The notion that the independent woman cannot co-exist with the chivalrous man is at best lazy, and worst stupid. Men did not treat women gallantly because they felt women were somehow unequal to them in the past. So why would we decide that the working woman is somehow not deserving of the same treatment her ancestors enjoyed. Guys, please stop letting the side down and get some manners.

Ladies you have to be receptive to this treatment. I have to say I’ve met a few ‘I can do it all myself’ women. That’s not the point!

As for the argument that the 21st century woman doesn’t act like a lady and should therefore not be treated as such, why are we making excuses? Respect must be earned and not given, but that should be no excuse to develop inconsistency in character. I like to think of my gallantry towards women as a personality trait. It should be independent of the woman in question. We don’t need to deem a woman the cream of the crop or creme dela creme of the female specie to show some manners. If women went about accessing men for traits of classic gentlemen, the bulk of us are at best grown babies suffering from emotional instabilities and a sever case of immaturity. There is never an excuse not to show some class, unless you have no class that it. Rant over 🙂

Objectification of women (gift or curse)

Got your attention didn’t it?

The issue of the objectification of women in the media and society is probably one of the most controversial social issues of our time (not really). Sex sells and women are the more sexy of the gender so as you would expect capitalists have done what they have to do to make the profits stretch. It is almost impossible to go through a whole day without seeing some form of female objectification. Some are done tastefully, some funny (Lynx adverts), some outright derogatory (see most hip-hop videos). So is this a gift or a curse? And how is the way women are portrayed in the media affect both the way men perceive women and how women perceive themselves?

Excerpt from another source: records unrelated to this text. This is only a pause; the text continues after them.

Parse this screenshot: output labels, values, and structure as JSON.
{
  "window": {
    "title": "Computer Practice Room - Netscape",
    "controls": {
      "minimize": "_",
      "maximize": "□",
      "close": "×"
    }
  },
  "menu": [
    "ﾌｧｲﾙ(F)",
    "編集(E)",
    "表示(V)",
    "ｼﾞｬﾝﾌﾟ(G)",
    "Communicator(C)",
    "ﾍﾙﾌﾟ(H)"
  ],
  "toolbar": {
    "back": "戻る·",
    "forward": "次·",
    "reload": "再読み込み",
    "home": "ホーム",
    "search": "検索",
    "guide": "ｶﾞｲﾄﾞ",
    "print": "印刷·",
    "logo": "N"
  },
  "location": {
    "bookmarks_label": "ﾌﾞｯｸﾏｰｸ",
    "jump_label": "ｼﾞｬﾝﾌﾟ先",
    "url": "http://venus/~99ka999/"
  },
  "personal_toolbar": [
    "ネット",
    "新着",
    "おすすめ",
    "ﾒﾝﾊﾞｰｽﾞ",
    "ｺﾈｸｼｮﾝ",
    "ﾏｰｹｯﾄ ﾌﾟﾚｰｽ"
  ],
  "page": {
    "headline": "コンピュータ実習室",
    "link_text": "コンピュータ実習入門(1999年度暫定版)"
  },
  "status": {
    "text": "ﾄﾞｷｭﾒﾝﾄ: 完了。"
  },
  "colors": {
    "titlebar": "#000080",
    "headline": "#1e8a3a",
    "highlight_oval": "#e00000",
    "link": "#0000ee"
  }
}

It might seem like the highly sought after ‘fat free’ hourglass shape represents an empirical formula for female beauty, but this hasn’t always been the case, and in some parts of the world it still isn’t. A quick look into history will show you that in the past women were expected to have a bit of meat on them, and the paler you were, the more attractive you seemed. I don’t need to stress how much money businesses are making of fake tan and sunbeds. Ironically in Africa women take to bleaching their skin to look lighter. I guess we are all aiming for a shade of caramel. I heard the pale skin represented wealth because it meant you didn’t work in the fields, and the weight represented the same as it meant you had enough to eat. Today the tan shows wealth because you can afford a holiday and the weight loss shows you hit the gym (wealth and fitness).

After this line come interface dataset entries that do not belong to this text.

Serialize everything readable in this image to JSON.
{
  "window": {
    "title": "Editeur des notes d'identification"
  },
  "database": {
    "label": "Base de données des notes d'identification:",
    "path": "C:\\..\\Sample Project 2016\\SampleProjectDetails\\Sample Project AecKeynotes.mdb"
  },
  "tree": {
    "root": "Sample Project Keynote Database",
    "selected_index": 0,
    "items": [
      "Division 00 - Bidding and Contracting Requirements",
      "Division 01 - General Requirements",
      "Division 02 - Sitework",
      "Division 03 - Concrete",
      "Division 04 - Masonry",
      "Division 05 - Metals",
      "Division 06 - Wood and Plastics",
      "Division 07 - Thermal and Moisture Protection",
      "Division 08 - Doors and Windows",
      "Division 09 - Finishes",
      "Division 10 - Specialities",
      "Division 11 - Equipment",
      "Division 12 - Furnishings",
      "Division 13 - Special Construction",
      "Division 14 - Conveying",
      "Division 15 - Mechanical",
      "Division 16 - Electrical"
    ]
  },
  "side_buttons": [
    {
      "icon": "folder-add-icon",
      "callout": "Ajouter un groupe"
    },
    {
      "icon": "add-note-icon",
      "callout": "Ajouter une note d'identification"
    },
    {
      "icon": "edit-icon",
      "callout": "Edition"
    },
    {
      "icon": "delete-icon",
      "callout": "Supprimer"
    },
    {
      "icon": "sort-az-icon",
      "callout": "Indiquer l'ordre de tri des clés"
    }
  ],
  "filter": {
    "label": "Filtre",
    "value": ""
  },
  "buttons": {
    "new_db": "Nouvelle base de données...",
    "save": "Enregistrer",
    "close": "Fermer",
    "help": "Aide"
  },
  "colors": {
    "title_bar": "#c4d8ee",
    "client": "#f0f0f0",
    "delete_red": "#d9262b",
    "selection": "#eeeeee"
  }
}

I have met a lot of ladies with real issues as regards to the media standard of beauty, but I have even met more trying to conform to it by working their ass of in the gym (pun not intended). I personally believe in the idea that the standard of beauty is determined by the society and the time in question. The media only reflects the ideas we already have in our minds but then reinforces it. But maybe I might be wrong and already brainwashed by years of exposure to MTV (when they did show music videos). The second question is do you think the current depiction of women in the media has forced insecurities on ladies today and influenced men to respect them less. While I cannot answer the former (as I am a man), I will say the latter has an element of truth to it. When a girl comes across looking like one of the objectified women we see on TV, men do have the habit of objectifying them. Can this be in anyway seen as empowerment as I have heard some girls argue, or is it downright disrespectful? Famous women all over the world have sexualized themselves to get ahead and while sexual harassment remains an issue at work women still maintain wearing pencil skirts and tight fitting blouses.

P.S A woman dressed provocatively is NOT an invitation for harassment. But all things taken into account I think we can all agree it increases the chances of that happening.